Task inputs Block Start

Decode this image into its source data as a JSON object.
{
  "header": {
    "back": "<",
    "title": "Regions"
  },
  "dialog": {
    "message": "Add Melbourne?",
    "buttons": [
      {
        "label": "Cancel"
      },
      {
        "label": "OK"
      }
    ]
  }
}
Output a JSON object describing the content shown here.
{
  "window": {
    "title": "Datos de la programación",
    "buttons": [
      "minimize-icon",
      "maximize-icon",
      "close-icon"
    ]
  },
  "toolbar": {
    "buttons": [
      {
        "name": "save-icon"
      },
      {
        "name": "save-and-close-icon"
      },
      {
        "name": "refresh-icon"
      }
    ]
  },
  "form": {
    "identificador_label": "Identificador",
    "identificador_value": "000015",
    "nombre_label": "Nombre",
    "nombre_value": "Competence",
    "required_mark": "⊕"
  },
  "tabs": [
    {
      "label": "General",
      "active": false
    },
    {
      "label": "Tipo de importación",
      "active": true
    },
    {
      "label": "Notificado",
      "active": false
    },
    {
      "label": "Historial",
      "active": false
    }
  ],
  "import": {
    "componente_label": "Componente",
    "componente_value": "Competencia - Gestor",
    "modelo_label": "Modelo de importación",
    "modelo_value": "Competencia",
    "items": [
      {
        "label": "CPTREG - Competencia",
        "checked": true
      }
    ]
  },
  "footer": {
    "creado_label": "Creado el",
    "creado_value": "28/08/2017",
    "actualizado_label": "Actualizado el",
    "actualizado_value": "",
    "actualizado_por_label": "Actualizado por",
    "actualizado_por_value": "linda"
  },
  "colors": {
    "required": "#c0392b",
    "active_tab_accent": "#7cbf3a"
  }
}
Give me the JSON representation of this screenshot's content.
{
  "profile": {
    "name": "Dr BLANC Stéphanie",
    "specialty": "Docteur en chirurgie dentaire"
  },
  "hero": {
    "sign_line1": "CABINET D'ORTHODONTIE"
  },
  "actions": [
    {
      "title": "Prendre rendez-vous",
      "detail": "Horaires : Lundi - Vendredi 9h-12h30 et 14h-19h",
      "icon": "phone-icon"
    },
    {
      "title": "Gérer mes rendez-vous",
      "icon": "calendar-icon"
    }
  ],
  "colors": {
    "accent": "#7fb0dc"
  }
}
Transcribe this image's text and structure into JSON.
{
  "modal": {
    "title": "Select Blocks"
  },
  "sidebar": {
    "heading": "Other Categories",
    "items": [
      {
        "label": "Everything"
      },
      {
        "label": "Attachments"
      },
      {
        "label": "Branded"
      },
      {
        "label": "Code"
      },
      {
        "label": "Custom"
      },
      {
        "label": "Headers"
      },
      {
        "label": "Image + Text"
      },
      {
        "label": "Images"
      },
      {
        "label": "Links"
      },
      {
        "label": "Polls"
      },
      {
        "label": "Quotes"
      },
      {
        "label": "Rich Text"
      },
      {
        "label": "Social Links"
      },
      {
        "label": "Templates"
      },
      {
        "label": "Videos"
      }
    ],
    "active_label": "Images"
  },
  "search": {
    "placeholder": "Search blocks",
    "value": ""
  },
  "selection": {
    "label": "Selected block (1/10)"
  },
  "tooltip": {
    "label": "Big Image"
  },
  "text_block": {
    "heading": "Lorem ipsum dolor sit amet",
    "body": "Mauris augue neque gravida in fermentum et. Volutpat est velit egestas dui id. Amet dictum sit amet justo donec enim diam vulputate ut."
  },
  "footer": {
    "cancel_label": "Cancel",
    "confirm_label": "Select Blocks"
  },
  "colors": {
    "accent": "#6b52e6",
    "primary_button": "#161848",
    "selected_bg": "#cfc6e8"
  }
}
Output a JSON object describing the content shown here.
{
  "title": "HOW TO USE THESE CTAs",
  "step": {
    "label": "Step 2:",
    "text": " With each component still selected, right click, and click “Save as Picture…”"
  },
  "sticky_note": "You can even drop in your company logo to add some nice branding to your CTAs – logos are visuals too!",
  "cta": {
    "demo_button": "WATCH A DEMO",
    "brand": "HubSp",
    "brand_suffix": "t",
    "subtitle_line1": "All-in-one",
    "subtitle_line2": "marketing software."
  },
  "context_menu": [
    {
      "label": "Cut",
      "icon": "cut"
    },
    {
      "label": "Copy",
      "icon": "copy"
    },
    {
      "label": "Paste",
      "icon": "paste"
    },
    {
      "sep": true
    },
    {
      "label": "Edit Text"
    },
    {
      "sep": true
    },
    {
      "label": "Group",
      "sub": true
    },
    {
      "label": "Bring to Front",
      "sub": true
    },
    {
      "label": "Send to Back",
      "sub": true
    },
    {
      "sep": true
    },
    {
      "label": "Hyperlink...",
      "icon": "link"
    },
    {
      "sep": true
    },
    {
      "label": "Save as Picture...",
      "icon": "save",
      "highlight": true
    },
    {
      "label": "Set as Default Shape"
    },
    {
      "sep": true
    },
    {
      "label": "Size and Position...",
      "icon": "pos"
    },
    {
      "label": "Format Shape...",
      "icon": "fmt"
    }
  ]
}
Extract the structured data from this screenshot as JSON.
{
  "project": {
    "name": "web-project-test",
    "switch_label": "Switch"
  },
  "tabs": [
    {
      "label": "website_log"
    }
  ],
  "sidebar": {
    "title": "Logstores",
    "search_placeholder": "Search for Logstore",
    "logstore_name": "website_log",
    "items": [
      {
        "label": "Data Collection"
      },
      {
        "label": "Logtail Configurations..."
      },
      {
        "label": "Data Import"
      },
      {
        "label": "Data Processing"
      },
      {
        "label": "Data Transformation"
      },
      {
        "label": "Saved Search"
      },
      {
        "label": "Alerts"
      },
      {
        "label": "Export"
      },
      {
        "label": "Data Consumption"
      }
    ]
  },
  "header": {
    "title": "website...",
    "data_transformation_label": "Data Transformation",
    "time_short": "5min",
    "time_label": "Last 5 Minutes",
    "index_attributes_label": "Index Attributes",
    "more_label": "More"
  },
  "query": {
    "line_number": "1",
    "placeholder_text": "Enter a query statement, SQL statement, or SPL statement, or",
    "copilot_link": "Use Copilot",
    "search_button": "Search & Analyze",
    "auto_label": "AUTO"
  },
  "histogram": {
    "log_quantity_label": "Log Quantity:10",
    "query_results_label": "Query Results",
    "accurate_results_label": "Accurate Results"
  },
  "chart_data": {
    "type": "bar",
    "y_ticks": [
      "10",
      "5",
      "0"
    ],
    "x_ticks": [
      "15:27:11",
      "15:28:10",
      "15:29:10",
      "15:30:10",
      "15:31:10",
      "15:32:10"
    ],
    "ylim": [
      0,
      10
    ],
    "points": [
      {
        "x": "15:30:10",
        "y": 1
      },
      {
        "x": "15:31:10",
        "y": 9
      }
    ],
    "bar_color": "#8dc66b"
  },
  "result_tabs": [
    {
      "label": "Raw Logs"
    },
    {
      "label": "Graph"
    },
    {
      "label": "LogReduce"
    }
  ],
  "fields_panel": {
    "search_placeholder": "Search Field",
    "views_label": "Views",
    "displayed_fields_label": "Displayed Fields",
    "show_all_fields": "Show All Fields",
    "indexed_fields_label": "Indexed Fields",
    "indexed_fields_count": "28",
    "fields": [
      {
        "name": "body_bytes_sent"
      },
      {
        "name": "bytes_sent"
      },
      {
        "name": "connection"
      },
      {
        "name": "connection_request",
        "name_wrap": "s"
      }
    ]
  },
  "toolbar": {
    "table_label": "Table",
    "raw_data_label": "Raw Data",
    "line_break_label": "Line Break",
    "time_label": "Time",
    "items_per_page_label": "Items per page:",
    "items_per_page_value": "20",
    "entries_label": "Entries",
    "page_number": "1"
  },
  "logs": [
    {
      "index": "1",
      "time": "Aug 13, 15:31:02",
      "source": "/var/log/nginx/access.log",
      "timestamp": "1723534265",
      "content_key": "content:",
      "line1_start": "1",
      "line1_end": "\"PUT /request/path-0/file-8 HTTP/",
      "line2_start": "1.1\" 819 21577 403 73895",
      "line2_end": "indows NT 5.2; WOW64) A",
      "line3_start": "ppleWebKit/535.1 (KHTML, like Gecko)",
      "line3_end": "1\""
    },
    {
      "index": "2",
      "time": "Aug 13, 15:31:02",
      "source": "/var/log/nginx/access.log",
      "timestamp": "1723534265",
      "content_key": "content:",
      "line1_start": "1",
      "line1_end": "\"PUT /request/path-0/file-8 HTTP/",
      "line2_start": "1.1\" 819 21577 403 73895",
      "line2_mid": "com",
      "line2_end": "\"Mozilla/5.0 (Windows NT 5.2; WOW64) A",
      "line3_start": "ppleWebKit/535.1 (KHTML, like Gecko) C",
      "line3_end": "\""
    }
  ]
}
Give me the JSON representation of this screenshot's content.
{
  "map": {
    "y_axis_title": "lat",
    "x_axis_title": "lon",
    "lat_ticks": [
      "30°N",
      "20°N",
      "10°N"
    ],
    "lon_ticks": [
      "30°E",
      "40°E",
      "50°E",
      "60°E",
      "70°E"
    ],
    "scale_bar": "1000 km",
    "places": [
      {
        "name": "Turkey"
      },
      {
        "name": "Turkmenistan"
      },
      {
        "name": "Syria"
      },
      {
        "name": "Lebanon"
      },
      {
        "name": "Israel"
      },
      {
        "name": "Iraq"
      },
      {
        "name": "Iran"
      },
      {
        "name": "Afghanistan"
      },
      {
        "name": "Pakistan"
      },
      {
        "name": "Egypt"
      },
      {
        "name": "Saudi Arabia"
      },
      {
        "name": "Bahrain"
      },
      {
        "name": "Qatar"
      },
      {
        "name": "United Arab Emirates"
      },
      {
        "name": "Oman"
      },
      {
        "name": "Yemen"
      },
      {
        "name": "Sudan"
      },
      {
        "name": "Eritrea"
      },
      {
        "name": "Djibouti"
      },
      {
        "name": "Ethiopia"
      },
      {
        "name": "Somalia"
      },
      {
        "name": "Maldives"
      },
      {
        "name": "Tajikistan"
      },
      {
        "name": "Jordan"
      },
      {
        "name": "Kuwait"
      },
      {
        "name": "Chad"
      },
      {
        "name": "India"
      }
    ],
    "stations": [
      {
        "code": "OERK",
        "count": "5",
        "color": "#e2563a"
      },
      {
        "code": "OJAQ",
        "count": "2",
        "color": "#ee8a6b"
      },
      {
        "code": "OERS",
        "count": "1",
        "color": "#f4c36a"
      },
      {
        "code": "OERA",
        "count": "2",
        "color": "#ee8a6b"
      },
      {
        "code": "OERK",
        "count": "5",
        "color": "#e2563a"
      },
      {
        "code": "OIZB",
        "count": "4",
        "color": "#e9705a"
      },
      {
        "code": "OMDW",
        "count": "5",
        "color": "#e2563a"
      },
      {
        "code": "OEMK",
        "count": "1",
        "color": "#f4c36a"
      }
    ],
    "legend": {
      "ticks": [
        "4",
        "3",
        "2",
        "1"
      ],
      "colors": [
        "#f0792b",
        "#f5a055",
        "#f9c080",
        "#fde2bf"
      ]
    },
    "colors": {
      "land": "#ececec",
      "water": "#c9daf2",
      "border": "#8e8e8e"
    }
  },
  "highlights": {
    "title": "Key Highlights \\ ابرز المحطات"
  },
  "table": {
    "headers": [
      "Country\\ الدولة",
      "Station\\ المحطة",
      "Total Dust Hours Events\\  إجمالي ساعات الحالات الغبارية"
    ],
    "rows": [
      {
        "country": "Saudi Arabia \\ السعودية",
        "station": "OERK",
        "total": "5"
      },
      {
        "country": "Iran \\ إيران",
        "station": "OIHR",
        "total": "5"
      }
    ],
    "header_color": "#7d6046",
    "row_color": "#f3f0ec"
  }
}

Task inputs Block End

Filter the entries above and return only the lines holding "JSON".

Written reply —
Decode this image into its source data as a JSON object.
Output a JSON object describing the content shown here.
Give me the JSON representation of this screenshot's content.
Transcribe this image's text and structure into JSON.
Output a JSON object describing the content shown here.
Extract the structured data from this screenshot as JSON.
Give me the JSON representation of this screenshot's content.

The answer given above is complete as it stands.